By Todd Beamon | Saturday, 17 Oct 2015 05:45 PM
The Secret Service will give agent protection to Ben Carson and Donald Trump while heavily upgrading Hillary Clinton's existing detail, a Washington source close to the agency’s plans confirmed to Newsmax.
The deployment of agents around Republican candidates Trump and Carson is set to begin as early as next week. Approximately two dozen agents will be assigned to each candidate.
Clinton, the Democratic front-runner, has had Secret Service protection since leaving the White House as first lady in 2001, but her detail will be heavily upgraded by the agency’s move.
The agency's decision was primarily triggered by a significant number of threats to Carson, including death threats and terrorist chatter, the source said.
The threats to the retired pediatric neurosurgeon have been "off the charts," the source said. Polls show Carson either tied with Trump for front-runner status or in second place.
Armstrong Williams, Carson's business manager, told Newsmax he could neither "confirm nor deny" the Secret Service protection. “We don’t comment on security matters involving Dr. Carson,” he said.
But Newsmax has learned that the Secret Service and other federal agencies, including the FBI, became increasingly alarmed in recent weeks as their own monitoring activities indicated that Carson faced serious danger.
Carson caused a political brouhaha in September when he told Chuck Todd on NBC’s "Meet the Press" that a Muslim should not become president.
"I would not advocate that we put a Muslim in charge of this nation. I absolutely would not agree with that," Carson said. He later clarified his remarks, saying any Muslim who believed in Sharia law should be disqualified from serving in the Oval Office.
The source said there was evidence that home-grown terrorists might be targeting a major political candidate like Carson. The Secret Service approached the Carson campaign to offer federal protection.
Both Carson and his campaign strongly resisted the Secret Service’s request at first, the source said.
But then Carson reluctantly agreed to the deployment of agents after the agency warned of grave danger and shared certain intelligence.
“It is widely believed ISIS would like to strike a major political target in the U.S.,” the source said. The FBI has not offered such an assessment publicly.
But earlier this week, FBI Director James Comey told reporters in the Cincinnati area that the bureau’s efforts to monitor ISIS activities continue “24 hours” a day.
He added that the Islamic State group is encouraging potential U.S.-based supporters to either come to Syria “or if you can’t come, kill where you are.”
Unlike Carson, Republican front-runner Trump has officially requested Secret Service protection.
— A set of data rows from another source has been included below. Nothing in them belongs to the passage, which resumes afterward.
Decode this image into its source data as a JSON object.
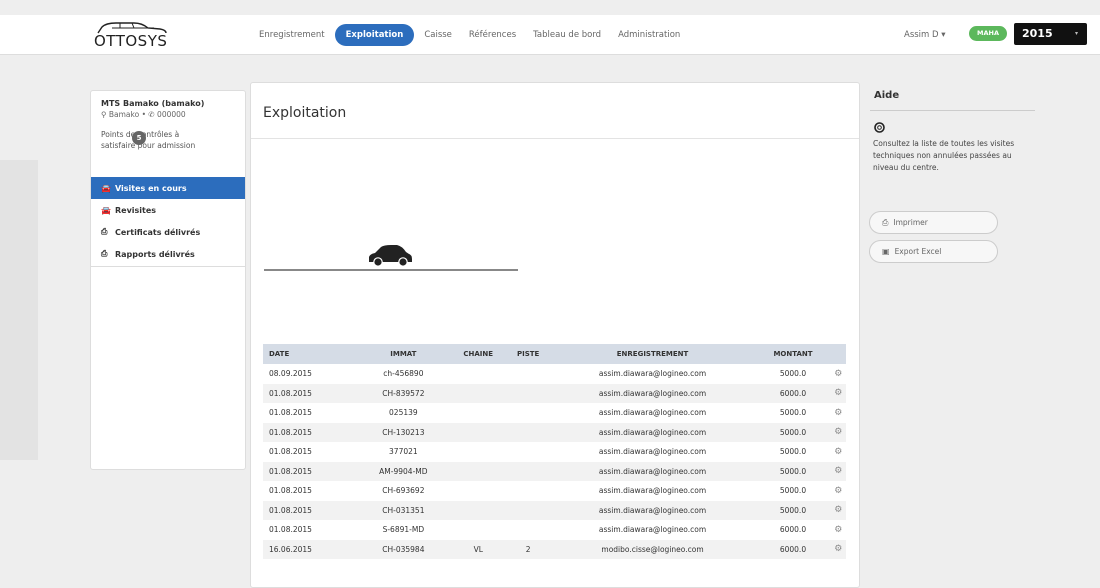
{
  "app": {
    "logo_text": "OTTOSYS"
  },
  "nav": {
    "items": [
      {
        "label": "Enregistrement",
        "active": false
      },
      {
        "label": "Exploitation",
        "active": true
      },
      {
        "label": "Caisse",
        "active": false
      },
      {
        "label": "Références",
        "active": false
      },
      {
        "label": "Tableau de bord",
        "active": false
      },
      {
        "label": "Administration",
        "active": false
      }
    ]
  },
  "user": {
    "name": "Assim D ▾",
    "badge": "MAHA",
    "year": "2015",
    "year_caret": "▾"
  },
  "sidebar": {
    "org_name": "MTS Bamako (bamako)",
    "org_location": "⚲ Bamako • ✆ 000000",
    "points_label": "Points de contrôles à satisfaire pour admission",
    "points_count": "5",
    "items": [
      {
        "label": "Visites en cours",
        "icon": "car-icon",
        "glyph": "🚘",
        "active": true
      },
      {
        "label": "Revisites",
        "icon": "car-icon",
        "glyph": "🚘",
        "active": false
      },
      {
        "label": "Certificats délivrés",
        "icon": "print-icon",
        "glyph": "⎙",
        "active": false
      },
      {
        "label": "Rapports délivrés",
        "icon": "print-icon",
        "glyph": "⎙",
        "active": false
      }
    ]
  },
  "main": {
    "title": "Exploitation",
    "table": {
      "headers": [
        "DATE",
        "IMMAT",
        "CHAINE",
        "PISTE",
        "ENREGISTREMENT",
        "MONTANT",
        ""
      ],
      "rows": [
        [
          "08.09.2015",
          "ch-456890",
          "",
          "",
          "assim.diawara@logineo.com",
          "5000.0"
        ],
        [
          "01.08.2015",
          "CH-839572",
          "",
          "",
          "assim.diawara@logineo.com",
          "6000.0"
        ],
        [
          "01.08.2015",
          "025139",
          "",
          "",
          "assim.diawara@logineo.com",
          "5000.0"
        ],
        [
          "01.08.2015",
          "CH-130213",
          "",
          "",
          "assim.diawara@logineo.com",
          "5000.0"
        ],
        [
          "01.08.2015",
          "377021",
          "",
          "",
          "assim.diawara@logineo.com",
          "5000.0"
        ],
        [
          "01.08.2015",
          "AM-9904-MD",
          "",
          "",
          "assim.diawara@logineo.com",
          "5000.0"
        ],
        [
          "01.08.2015",
          "CH-693692",
          "",
          "",
          "assim.diawara@logineo.com",
          "5000.0"
        ],
        [
          "01.08.2015",
          "CH-031351",
          "",
          "",
          "assim.diawara@logineo.com",
          "5000.0"
        ],
        [
          "01.08.2015",
          "S-6891-MD",
          "",
          "",
          "assim.diawara@logineo.com",
          "6000.0"
        ],
        [
          "16.06.2015",
          "CH-035984",
          "VL",
          "2",
          "modibo.cisse@logineo.com",
          "6000.0"
        ]
      ],
      "row_action_icon": "⚙"
    }
  },
  "help": {
    "title": "Aide",
    "text": "Consultez la liste de toutes les visites techniques non annulées passées au niveau du centre.",
    "print_label": "Imprimer",
    "print_glyph": "⎙",
    "export_label": "Export Excel",
    "export_glyph": "▣"
  },
  "colors": {
    "primary": "#2c6dbd",
    "badge_green": "#5cb85c",
    "dark": "#111111"
  }
}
The billionaire noted that he has drawn "by far the biggest crowds" of any candidate at his events. He also said that President Barack Obama had received protection at this stage of his first campaign in 2008.
"I want to put them on notice because they should have a liability," Trump told The Hill. "Personally, I think if Obama were doing as well as me he would’ve had Secret Service [earlier].”
Obama, who was an Illinois senator during the 2008 contest, received Secret Service protection on May 3, 2007, with law enforcement officials saying that the protection was not approved because of any specific threats.
In July, shortly after Trump criticized the Mexican government for the escape of drug lord Joaquin "El Chapo" Guzman from a maximum-security prison, a Twitter account linked to Guzman issued a threat against the billionaire: “Keep f–king around and I’m gonna make you swallow your whore words you f–king whitey milks–tter.”
Earlier this month Telesur, a Latin American television network based in Venezuela, reported uncorroborated claims that El Chapo has placed a $100 million bounty on Trump to encourage his assassination.
Eric Trump, one of the candidate's three sons, also expressed concerns about his father's safety on the campaign trail. Trump has five children.
"My father's my best friend," Eric Trump told Fox News on Friday. "He's my idol. He's my boss.
"We work side by side. We spend every weekend together," he added. "He's really my best friend in the world."
The younger Trump estimated that as many as 30,000 or more people have been attending Trump rallies.
"There's mobs of people, and the energy, it's incredible," Eric Trump said. "But it really only takes one."